To be able to "steal" a home, it would be better to first look to foreclosures, and motivated, regular sellers. A property owned by the bank (REO) has to sell. The price will be lowered until someone buys it. Also, motivated regular sellers, that can afford to sell in this market, and "NEED" to sell are sometimes willing to make a deal just to be able to move on. Short sale buyers need to be patient, and realistic with the price they are willing to pay. This means if it is worth 250,000, don't bother with the 50,000 offer.

5. Sellers need to be PROACTIVE in the closing process.

My job as the Realtor is to expose the property to the buying audience. Make the property available to potential buyers, and agents representing buyers. And negotiate a successful CLOSED transaction. I can help the willing, but if someone is drowning in quicksand, I can extend the stick, but I can't jump in to save you. A home seller has to take the process very seriously. One of the most important indicators of a short sale's success is the Sellers tenacity to follow up with the lender(s), maintain the home, organize and prepare the required documents. Of course, My team, and the seller's negotiator are going to be calling and pushing to make the deal go, and keep the buyer updated, but the ones that go quick always have a very involved seller.

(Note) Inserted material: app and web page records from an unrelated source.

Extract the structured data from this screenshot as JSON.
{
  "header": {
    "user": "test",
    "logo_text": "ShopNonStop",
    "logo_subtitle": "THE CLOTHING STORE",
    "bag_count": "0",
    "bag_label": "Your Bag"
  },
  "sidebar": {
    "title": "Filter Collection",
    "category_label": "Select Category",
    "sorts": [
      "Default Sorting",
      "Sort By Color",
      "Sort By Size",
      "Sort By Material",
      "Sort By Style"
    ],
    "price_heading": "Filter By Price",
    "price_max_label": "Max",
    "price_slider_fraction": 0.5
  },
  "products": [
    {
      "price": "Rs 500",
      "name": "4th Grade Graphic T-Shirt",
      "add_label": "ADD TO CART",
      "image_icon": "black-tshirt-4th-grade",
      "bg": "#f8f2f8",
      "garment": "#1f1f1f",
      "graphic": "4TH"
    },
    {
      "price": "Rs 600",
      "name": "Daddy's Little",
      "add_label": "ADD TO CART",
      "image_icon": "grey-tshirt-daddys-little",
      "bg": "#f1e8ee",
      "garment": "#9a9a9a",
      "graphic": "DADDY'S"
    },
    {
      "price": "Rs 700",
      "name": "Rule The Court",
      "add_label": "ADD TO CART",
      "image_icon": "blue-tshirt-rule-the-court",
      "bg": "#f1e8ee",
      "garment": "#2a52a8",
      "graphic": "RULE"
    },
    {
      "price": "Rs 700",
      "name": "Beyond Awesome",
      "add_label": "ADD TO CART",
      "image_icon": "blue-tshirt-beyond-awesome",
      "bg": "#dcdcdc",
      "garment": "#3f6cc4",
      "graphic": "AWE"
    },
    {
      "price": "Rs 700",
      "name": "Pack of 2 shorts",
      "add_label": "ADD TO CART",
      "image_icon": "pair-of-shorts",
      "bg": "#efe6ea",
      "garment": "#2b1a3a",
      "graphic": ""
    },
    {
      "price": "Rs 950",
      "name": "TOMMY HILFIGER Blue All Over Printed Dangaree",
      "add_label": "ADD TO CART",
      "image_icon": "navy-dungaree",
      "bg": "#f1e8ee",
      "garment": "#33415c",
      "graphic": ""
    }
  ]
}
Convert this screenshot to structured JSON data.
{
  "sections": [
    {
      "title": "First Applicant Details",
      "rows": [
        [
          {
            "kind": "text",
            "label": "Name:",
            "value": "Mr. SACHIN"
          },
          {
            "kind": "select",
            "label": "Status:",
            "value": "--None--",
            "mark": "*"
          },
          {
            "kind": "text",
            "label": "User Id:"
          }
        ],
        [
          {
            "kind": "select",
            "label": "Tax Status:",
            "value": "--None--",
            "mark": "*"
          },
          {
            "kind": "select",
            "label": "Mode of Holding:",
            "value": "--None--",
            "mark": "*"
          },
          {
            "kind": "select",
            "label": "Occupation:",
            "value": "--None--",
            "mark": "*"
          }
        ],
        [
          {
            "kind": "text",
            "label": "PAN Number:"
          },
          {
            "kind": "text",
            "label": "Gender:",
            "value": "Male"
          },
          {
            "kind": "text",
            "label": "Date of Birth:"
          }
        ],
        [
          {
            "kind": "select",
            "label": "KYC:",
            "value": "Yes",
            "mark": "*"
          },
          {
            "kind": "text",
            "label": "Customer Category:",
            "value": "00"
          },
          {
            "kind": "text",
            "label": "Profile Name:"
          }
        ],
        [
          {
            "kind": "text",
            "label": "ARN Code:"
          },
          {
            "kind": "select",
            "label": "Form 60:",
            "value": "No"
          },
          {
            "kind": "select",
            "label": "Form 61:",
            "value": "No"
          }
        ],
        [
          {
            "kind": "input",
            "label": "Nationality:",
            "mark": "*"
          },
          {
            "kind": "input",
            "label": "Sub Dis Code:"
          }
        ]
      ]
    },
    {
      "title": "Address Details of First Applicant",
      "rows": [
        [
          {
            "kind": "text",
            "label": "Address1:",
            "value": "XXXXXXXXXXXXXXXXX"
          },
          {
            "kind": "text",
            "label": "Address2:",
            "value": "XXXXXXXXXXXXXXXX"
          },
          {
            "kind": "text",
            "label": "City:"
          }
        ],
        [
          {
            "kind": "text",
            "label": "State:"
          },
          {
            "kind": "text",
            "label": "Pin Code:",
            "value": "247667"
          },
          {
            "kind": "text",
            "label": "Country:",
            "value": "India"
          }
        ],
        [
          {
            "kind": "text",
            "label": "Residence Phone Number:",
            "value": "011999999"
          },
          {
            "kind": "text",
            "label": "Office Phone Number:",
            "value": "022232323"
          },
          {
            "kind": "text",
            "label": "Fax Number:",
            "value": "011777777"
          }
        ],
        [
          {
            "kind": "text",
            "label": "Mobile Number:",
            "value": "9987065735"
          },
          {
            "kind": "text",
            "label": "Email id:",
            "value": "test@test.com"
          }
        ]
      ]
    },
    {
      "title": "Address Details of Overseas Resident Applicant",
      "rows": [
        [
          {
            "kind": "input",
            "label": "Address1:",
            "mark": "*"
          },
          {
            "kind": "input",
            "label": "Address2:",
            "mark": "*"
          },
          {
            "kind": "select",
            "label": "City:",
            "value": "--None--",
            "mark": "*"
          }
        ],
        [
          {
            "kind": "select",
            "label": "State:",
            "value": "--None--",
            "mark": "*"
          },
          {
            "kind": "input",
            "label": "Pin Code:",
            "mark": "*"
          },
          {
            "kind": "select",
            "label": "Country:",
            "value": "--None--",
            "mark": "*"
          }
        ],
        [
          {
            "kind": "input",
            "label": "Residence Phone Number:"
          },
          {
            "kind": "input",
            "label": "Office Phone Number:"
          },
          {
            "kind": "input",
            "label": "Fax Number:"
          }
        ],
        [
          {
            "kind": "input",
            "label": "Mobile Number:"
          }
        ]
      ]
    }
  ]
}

6. Hire a GOOD negotiator to assist with the lender negotiations

Short sale Sellers often are having money issues, but acquiring assistance is critical to the success of a short sale. This does not have to cost a fortune either. Options include title companies, that can charge as low as a few hundred dollars, to attorneys that can charge a few hundred an hour. Some firms charge a flat rate to take on a short sale negotiation. The added help is really needed due to the tedious process of following up with lien holders. If you are a buyer and the seller does not have a skilled negotiator involved, be wary. I have closed many deals without outside help, but the cost is greatly outweighed by the benefits for the seller. I have many options for seller to consider.

If you need help getting your home sold, avoiding foreclosure, or just would like a professional consulation to way options, please call anytime. Joe Murphy, Broker-Associate 941-780-3260

Coldwell Banker Residential Real Estate